- _Activity_: Check every line of the entries below for the word "views", and copy the ones that have it.

- _Excerpts from a dataset_:

※

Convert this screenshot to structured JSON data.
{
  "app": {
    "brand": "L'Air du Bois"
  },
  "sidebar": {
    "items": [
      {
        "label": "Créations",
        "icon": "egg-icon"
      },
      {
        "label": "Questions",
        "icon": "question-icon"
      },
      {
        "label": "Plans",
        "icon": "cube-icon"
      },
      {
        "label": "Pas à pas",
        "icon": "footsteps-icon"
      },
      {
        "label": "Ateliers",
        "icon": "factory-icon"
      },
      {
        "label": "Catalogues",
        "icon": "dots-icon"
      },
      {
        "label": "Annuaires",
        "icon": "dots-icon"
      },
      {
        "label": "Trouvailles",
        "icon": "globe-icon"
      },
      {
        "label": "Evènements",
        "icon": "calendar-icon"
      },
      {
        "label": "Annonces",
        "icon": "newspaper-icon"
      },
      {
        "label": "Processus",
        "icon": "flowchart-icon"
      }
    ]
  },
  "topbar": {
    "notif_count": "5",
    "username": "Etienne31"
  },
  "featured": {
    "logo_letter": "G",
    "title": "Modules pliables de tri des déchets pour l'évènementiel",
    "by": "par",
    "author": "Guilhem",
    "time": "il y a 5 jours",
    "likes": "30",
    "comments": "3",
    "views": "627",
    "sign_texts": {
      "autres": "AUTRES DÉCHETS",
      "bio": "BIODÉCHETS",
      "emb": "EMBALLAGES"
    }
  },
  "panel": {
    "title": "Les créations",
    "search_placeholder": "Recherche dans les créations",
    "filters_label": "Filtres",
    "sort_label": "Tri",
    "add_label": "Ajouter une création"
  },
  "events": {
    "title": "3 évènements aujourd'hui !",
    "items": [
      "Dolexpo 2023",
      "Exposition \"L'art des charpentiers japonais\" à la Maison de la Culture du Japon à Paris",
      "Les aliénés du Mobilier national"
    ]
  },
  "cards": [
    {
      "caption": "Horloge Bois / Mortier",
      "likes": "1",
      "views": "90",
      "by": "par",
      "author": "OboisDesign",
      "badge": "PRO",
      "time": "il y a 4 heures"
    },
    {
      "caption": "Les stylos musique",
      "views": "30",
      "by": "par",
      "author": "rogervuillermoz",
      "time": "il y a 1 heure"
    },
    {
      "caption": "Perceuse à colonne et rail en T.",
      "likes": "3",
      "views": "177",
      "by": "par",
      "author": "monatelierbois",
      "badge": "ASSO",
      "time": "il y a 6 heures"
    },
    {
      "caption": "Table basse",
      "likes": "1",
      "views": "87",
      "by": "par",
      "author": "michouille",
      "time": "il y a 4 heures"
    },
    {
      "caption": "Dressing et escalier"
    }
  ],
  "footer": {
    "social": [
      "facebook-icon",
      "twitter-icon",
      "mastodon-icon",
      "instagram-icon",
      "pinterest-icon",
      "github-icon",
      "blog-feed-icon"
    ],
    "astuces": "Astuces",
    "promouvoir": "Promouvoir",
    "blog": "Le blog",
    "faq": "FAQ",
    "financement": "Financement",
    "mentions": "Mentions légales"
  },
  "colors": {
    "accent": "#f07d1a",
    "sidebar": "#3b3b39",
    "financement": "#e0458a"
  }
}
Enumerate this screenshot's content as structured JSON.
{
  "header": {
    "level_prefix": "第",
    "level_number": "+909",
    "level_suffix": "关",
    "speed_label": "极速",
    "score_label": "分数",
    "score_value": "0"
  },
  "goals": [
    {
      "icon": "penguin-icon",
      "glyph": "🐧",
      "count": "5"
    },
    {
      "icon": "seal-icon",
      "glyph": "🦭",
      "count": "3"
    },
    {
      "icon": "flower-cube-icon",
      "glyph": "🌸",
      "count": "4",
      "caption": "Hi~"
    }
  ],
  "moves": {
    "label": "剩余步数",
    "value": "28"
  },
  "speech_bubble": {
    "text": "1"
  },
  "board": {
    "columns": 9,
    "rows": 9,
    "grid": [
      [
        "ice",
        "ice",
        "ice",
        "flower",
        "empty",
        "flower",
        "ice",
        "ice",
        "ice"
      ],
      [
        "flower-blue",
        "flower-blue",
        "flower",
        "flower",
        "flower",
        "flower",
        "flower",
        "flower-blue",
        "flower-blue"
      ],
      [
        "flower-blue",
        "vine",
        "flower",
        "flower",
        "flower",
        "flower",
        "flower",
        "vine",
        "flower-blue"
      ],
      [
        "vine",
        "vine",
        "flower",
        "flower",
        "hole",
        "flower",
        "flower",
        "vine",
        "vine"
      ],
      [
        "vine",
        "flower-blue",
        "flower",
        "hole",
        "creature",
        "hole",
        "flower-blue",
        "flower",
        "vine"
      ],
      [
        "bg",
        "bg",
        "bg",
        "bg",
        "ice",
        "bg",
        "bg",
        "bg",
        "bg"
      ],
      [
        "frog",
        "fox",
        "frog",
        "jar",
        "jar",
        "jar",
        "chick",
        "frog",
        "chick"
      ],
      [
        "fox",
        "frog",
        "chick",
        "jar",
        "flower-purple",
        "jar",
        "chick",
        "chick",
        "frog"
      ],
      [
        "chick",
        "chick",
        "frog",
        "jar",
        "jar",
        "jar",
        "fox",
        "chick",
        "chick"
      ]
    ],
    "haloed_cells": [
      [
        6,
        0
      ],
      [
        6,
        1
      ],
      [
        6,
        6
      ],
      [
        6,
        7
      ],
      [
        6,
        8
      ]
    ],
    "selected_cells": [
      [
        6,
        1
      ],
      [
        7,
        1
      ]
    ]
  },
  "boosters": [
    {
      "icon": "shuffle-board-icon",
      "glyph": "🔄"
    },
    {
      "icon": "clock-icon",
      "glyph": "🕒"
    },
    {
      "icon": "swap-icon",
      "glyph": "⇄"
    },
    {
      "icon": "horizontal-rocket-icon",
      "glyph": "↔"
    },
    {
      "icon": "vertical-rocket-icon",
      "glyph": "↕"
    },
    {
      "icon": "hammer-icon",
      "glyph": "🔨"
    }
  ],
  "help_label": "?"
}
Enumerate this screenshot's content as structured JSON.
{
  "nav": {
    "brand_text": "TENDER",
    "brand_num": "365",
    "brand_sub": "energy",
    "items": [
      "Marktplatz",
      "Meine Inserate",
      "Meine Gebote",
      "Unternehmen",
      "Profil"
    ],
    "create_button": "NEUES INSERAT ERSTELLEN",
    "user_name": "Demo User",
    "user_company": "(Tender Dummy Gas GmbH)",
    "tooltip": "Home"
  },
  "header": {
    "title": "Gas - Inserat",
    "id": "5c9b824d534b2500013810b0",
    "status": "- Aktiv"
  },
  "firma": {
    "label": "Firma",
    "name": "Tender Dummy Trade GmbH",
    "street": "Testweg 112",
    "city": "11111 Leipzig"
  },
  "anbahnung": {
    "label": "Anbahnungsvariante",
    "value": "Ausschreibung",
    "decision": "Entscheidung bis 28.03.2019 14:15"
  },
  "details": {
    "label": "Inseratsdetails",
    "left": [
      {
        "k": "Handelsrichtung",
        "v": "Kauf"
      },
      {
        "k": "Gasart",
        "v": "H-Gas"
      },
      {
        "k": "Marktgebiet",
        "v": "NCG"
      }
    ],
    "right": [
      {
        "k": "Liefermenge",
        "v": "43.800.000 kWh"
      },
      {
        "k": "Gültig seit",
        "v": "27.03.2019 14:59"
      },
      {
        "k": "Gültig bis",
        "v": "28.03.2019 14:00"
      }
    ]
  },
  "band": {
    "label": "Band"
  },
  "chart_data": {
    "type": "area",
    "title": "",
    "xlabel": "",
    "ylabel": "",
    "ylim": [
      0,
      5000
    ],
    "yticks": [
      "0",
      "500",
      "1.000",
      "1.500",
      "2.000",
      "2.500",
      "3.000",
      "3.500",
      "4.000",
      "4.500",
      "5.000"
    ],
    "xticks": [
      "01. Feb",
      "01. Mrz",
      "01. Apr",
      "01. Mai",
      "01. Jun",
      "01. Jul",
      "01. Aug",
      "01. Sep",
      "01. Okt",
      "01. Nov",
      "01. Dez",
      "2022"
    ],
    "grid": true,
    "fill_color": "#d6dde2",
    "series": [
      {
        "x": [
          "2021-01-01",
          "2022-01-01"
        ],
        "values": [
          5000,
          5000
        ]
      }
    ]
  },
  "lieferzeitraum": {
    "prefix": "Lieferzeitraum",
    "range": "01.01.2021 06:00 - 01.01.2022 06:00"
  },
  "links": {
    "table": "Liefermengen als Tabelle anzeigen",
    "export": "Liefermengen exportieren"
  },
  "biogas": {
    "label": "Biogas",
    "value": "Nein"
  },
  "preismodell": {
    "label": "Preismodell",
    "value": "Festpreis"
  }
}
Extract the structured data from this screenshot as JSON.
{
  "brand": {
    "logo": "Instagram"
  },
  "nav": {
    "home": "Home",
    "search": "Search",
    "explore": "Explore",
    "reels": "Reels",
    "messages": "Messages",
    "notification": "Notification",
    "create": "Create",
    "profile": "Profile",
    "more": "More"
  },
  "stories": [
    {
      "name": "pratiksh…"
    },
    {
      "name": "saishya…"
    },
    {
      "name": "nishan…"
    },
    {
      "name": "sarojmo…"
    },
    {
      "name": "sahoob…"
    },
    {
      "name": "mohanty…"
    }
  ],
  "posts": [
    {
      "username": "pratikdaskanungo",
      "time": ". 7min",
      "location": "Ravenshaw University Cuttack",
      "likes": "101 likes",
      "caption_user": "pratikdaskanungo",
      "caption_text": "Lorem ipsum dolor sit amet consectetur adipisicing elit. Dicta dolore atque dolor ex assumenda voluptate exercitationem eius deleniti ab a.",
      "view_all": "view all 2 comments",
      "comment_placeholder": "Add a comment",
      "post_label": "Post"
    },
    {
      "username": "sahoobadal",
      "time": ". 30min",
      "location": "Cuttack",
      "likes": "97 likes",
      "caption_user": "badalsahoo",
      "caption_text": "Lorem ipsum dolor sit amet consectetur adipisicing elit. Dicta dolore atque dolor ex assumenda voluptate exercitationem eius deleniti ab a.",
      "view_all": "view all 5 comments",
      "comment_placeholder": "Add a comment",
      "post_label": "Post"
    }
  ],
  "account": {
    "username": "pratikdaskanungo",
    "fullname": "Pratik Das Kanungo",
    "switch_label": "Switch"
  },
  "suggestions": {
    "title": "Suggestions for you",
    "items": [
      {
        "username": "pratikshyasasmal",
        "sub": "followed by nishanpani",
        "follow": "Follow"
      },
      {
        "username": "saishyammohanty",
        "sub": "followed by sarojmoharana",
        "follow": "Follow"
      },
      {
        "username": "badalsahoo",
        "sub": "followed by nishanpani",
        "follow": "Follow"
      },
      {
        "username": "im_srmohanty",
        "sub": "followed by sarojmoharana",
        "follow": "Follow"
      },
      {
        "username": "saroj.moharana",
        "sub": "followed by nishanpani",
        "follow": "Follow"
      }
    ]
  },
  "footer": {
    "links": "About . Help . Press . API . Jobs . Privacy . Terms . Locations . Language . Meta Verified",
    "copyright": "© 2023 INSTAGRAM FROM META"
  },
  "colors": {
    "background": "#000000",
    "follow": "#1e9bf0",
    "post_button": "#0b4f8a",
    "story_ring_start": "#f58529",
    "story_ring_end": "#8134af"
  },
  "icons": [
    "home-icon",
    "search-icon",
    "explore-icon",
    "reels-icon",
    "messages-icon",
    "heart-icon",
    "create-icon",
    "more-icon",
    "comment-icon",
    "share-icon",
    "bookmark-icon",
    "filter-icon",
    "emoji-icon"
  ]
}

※

- _Problem solution_:
    "views": "627",
      "views": "90",
      "views": "30",
      "views": "177",
      "views": "87",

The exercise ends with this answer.